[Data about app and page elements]
* * * * * * * * *
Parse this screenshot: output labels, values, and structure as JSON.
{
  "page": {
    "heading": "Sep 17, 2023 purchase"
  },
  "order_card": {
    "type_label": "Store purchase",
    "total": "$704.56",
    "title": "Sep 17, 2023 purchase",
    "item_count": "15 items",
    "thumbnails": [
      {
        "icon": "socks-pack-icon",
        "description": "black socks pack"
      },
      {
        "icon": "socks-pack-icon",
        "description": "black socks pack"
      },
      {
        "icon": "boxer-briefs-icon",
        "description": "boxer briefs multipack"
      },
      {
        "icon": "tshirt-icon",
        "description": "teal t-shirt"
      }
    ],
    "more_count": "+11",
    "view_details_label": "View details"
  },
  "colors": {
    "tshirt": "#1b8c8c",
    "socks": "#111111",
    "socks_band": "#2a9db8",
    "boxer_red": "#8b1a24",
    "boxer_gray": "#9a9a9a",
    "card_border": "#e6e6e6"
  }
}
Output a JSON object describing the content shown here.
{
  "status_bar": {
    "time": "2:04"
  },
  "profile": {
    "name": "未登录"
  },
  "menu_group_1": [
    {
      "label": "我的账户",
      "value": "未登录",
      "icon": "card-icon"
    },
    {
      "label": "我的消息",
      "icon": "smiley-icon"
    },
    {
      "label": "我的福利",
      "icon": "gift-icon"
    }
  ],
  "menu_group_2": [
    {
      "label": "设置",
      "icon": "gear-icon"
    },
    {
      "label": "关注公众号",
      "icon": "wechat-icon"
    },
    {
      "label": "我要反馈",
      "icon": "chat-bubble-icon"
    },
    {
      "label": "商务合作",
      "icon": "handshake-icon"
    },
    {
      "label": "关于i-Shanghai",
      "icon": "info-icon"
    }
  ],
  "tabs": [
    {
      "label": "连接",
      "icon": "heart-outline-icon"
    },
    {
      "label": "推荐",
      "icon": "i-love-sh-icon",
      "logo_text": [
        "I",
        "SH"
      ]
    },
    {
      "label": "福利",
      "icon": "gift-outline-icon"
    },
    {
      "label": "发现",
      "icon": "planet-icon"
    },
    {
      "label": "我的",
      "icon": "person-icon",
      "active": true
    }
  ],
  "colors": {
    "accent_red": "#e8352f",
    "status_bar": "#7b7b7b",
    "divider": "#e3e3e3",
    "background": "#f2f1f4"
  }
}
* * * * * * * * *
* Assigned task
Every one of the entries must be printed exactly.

* Response box
Parse this screenshot: output labels, values, and structure as JSON.
{
  "page": {
    "heading": "Sep 17, 2023 purchase"
  },
  "order_card": {
    "type_label": "Store purchase",
    "total": "$704.56",
    "title": "Sep 17, 2023 purchase",
    "item_count": "15 items",
    "thumbnails": [
      {
        "icon": "socks-pack-icon",
        "description": "black socks pack"
      },
      {
        "icon": "socks-pack-icon",
        "description": "black socks pack"
      },
      {
        "icon": "boxer-briefs-icon",
        "description": "boxer briefs multipack"
      },
      {
        "icon": "tshirt-icon",
        "description": "teal t-shirt"
      }
    ],
    "more_count": "+11",
    "view_details_label": "View details"
  },
  "colors": {
    "tshirt": "#1b8c8c",
    "socks": "#111111",
    "socks_band": "#2a9db8",
    "boxer_red": "#8b1a24",
    "boxer_gray": "#9a9a9a",
    "card_border": "#e6e6e6"
  }
}
Output a JSON object describing the content shown here.
{
  "status_bar": {
    "time": "2:04"
  },
  "profile": {
    "name": "未登录"
  },
  "menu_group_1": [
    {
      "label": "我的账户",
      "value": "未登录",
      "icon": "card-icon"
    },
    {
      "label": "我的消息",
      "icon": "smiley-icon"
    },
    {
      "label": "我的福利",
      "icon": "gift-icon"
    }
  ],
  "menu_group_2": [
    {
      "label": "设置",
      "icon": "gear-icon"
    },
    {
      "label": "关注公众号",
      "icon": "wechat-icon"
    },
    {
      "label": "我要反馈",
      "icon": "chat-bubble-icon"
    },
    {
      "label": "商务合作",
      "icon": "handshake-icon"
    },
    {
      "label": "关于i-Shanghai",
      "icon": "info-icon"
    }
  ],
  "tabs": [
    {
      "label": "连接",
      "icon": "heart-outline-icon"
    },
    {
      "label": "推荐",
      "icon": "i-love-sh-icon",
      "logo_text": [
        "I",
        "SH"
      ]
    },
    {
      "label": "福利",
      "icon": "gift-outline-icon"
    },
    {
      "label": "发现",
      "icon": "planet-icon"
    },
    {
      "label": "我的",
      "icon": "person-icon",
      "active": true
    }
  ],
  "colors": {
    "accent_red": "#e8352f",
    "status_bar": "#7b7b7b",
    "divider": "#e3e3e3",
    "background": "#f2f1f4"
  }
}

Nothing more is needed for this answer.